*The problem*
A faithful copy of the whole listing is required.

++++++++

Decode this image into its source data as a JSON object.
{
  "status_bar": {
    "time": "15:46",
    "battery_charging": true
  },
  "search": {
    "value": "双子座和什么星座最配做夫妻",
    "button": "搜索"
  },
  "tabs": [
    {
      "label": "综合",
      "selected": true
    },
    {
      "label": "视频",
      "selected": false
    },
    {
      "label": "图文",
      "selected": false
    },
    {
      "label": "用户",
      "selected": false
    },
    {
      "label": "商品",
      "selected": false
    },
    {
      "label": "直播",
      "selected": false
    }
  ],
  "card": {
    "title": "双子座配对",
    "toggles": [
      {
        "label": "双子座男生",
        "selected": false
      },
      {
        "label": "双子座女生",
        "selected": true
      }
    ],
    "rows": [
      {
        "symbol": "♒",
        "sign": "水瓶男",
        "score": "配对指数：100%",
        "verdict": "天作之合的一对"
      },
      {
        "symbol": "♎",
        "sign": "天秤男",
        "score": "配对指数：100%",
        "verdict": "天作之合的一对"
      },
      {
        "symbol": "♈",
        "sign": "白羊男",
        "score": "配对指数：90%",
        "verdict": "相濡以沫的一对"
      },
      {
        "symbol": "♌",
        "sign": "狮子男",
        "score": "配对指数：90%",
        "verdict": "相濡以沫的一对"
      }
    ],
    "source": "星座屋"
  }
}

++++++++

*Exercise solution*
Decode this image into its source data as a JSON object.
{
  "status_bar": {
    "time": "15:46",
    "battery_charging": true
  },
  "search": {
    "value": "双子座和什么星座最配做夫妻",
    "button": "搜索"
  },
  "tabs": [
    {
      "label": "综合",
      "selected": true
    },
    {
      "label": "视频",
      "selected": false
    },
    {
      "label": "图文",
      "selected": false
    },
    {
      "label": "用户",
      "selected": false
    },
    {
      "label": "商品",
      "selected": false
    },
    {
      "label": "直播",
      "selected": false
    }
  ],
  "card": {
    "title": "双子座配对",
    "toggles": [
      {
        "label": "双子座男生",
        "selected": false
      },
      {
        "label": "双子座女生",
        "selected": true
      }
    ],
    "rows": [
      {
        "symbol": "♒",
        "sign": "水瓶男",
        "score": "配对指数：100%",
        "verdict": "天作之合的一对"
      },
      {
        "symbol": "♎",
        "sign": "天秤男",
        "score": "配对指数：100%",
        "verdict": "天作之合的一对"
      },
      {
        "symbol": "♈",
        "sign": "白羊男",
        "score": "配对指数：90%",
        "verdict": "相濡以沫的一对"
      },
      {
        "symbol": "♌",
        "sign": "狮子男",
        "score": "配对指数：90%",
        "verdict": "相濡以沫的一对"
      }
    ],
    "source": "星座屋"
  }
}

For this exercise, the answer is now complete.